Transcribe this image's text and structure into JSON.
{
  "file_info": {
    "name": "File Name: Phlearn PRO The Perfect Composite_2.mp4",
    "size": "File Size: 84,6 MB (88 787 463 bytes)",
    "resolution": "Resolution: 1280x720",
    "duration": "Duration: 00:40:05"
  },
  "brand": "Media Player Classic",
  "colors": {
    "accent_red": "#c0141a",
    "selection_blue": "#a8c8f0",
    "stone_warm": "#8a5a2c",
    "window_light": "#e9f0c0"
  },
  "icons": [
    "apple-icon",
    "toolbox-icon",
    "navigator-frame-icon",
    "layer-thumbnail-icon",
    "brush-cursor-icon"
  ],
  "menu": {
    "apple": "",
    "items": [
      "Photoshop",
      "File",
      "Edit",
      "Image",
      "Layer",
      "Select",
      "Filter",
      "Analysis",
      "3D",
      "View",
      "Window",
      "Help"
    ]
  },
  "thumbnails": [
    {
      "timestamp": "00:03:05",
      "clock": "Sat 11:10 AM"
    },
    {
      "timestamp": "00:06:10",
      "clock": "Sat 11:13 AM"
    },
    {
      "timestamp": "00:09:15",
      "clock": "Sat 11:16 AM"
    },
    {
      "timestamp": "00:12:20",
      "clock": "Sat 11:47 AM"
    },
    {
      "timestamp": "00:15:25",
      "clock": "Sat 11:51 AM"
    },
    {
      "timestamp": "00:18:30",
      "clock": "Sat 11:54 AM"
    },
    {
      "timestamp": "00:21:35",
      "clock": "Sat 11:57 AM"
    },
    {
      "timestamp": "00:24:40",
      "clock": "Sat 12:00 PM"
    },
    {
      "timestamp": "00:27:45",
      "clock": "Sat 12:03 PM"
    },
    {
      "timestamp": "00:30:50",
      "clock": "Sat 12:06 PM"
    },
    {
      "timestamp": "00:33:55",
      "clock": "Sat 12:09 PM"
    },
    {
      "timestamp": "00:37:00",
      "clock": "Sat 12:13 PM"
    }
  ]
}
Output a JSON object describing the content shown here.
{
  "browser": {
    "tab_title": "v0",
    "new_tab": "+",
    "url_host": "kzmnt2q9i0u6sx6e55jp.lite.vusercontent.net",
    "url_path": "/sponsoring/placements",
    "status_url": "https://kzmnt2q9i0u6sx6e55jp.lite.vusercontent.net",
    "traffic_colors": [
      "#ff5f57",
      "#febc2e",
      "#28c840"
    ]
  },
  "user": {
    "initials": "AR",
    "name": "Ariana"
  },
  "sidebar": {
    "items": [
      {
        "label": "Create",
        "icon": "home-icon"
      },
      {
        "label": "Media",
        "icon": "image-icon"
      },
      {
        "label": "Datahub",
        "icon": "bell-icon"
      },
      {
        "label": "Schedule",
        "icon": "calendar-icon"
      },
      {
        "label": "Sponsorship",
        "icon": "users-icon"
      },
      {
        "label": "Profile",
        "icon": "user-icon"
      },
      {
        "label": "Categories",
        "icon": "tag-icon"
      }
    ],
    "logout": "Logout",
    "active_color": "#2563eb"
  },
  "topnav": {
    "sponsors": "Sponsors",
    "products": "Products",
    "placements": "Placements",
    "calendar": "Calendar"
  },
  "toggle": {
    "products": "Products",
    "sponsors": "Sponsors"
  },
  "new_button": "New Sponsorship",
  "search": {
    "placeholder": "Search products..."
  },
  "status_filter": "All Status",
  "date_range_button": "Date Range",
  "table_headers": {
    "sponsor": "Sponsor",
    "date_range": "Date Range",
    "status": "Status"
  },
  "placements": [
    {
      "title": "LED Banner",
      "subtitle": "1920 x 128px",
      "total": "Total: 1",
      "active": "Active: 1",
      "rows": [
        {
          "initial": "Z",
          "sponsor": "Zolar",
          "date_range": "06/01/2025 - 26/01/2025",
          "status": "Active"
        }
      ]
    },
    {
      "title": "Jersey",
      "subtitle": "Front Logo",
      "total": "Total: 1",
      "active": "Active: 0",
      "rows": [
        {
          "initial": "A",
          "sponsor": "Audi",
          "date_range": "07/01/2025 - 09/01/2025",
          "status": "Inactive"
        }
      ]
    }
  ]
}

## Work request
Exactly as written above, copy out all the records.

## Finished exercise
Transcribe this image's text and structure into JSON.
{
  "file_info": {
    "name": "File Name: Phlearn PRO The Perfect Composite_2.mp4",
    "size": "File Size: 84,6 MB (88 787 463 bytes)",
    "resolution": "Resolution: 1280x720",
    "duration": "Duration: 00:40:05"
  },
  "brand": "Media Player Classic",
  "colors": {
    "accent_red": "#c0141a",
    "selection_blue": "#a8c8f0",
    "stone_warm": "#8a5a2c",
    "window_light": "#e9f0c0"
  },
  "icons": [
    "apple-icon",
    "toolbox-icon",
    "navigator-frame-icon",
    "layer-thumbnail-icon",
    "brush-cursor-icon"
  ],
  "menu": {
    "apple": "",
    "items": [
      "Photoshop",
      "File",
      "Edit",
      "Image",
      "Layer",
      "Select",
      "Filter",
      "Analysis",
      "3D",
      "View",
      "Window",
      "Help"
    ]
  },
  "thumbnails": [
    {
      "timestamp": "00:03:05",
      "clock": "Sat 11:10 AM"
    },
    {
      "timestamp": "00:06:10",
      "clock": "Sat 11:13 AM"
    },
    {
      "timestamp": "00:09:15",
      "clock": "Sat 11:16 AM"
    },
    {
      "timestamp": "00:12:20",
      "clock": "Sat 11:47 AM"
    },
    {
      "timestamp": "00:15:25",
      "clock": "Sat 11:51 AM"
    },
    {
      "timestamp": "00:18:30",
      "clock": "Sat 11:54 AM"
    },
    {
      "timestamp": "00:21:35",
      "clock": "Sat 11:57 AM"
    },
    {
      "timestamp": "00:24:40",
      "clock": "Sat 12:00 PM"
    },
    {
      "timestamp": "00:27:45",
      "clock": "Sat 12:03 PM"
    },
    {
      "timestamp": "00:30:50",
      "clock": "Sat 12:06 PM"
    },
    {
      "timestamp": "00:33:55",
      "clock": "Sat 12:09 PM"
    },
    {
      "timestamp": "00:37:00",
      "clock": "Sat 12:13 PM"
    }
  ]
}
Output a JSON object describing the content shown here.
{
  "browser": {
    "tab_title": "v0",
    "new_tab": "+",
    "url_host": "kzmnt2q9i0u6sx6e55jp.lite.vusercontent.net",
    "url_path": "/sponsoring/placements",
    "status_url": "https://kzmnt2q9i0u6sx6e55jp.lite.vusercontent.net",
    "traffic_colors": [
      "#ff5f57",
      "#febc2e",
      "#28c840"
    ]
  },
  "user": {
    "initials": "AR",
    "name": "Ariana"
  },
  "sidebar": {
    "items": [
      {
        "label": "Create",
        "icon": "home-icon"
      },
      {
        "label": "Media",
        "icon": "image-icon"
      },
      {
        "label": "Datahub",
        "icon": "bell-icon"
      },
      {
        "label": "Schedule",
        "icon": "calendar-icon"
      },
      {
        "label": "Sponsorship",
        "icon": "users-icon"
      },
      {
        "label": "Profile",
        "icon": "user-icon"
      },
      {
        "label": "Categories",
        "icon": "tag-icon"
      }
    ],
    "logout": "Logout",
    "active_color": "#2563eb"
  },
  "topnav": {
    "sponsors": "Sponsors",
    "products": "Products",
    "placements": "Placements",
    "calendar": "Calendar"
  },
  "toggle": {
    "products": "Products",
    "sponsors": "Sponsors"
  },
  "new_button": "New Sponsorship",
  "search": {
    "placeholder": "Search products..."
  },
  "status_filter": "All Status",
  "date_range_button": "Date Range",
  "table_headers": {
    "sponsor": "Sponsor",
    "date_range": "Date Range",
    "status": "Status"
  },
  "placements": [
    {
      "title": "LED Banner",
      "subtitle": "1920 x 128px",
      "total": "Total: 1",
      "active": "Active: 1",
      "rows": [
        {
          "initial": "Z",
          "sponsor": "Zolar",
          "date_range": "06/01/2025 - 26/01/2025",
          "status": "Active"
        }
      ]
    },
    {
      "title": "Jersey",
      "subtitle": "Front Logo",
      "total": "Total: 1",
      "active": "Active: 0",
      "rows": [
        {
          "initial": "A",
          "sponsor": "Audi",
          "date_range": "07/01/2025 - 09/01/2025",
          "status": "Inactive"
        }
      ]
    }
  ]
}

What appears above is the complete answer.